IBM against foul play

    Chris Rouland, one of the leaders of IBM Internet Security Systems , a search engine security and security giant at the Blue Giant, said his colleagues from other companies of the same profile intentionally hide data about vulnerabilities they found. He reinforces his findings with strange statistics revealed during the preparation of the annual X-Force report . In 2007, the report says, for the first time in 10 years, 5.4% fewer gaps in the protection of computer systems were found than in the previous one.

    Rowland believes that there is a developed black market for vulnerabilities that computer security experts sell to both criminals and software authors themselves. Moreover, the goals of the latter are as clear as those of the former: no one wants to risk their reputation and does not want to draw attention to their miscalculations, preferring to fix them quietly. The high profitability of such a “business model” for research offices makes it virtually impossible to estimate the real number of holes that they find annually.
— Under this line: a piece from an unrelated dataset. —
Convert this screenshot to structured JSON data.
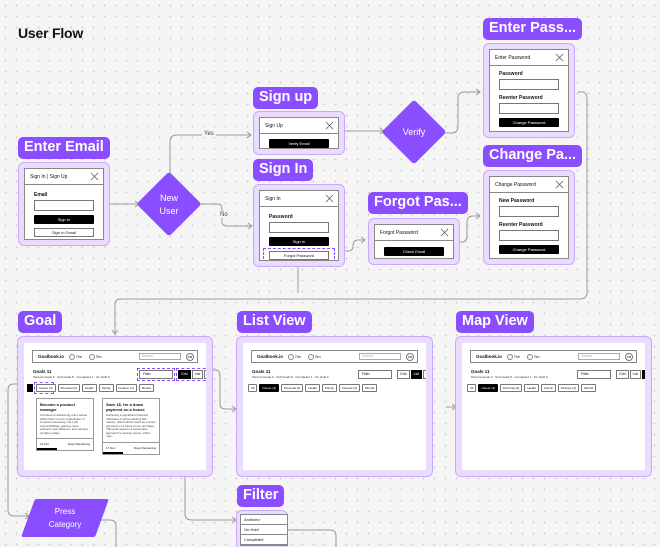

    Third-party experts, however, do not understand the reasons for this unrest from the esteemed Rowland: along with a decrease in the total number of vulnerabilities, the number of critical gaps, according to the same X-Force, jumped by almost a third over the past year. And the fact of detecting and publishing a vulnerability does not at all guarantee a prompt reaction of a software manufacturer to it, which often makes the work of researchers almost pointless.

    Also popular now: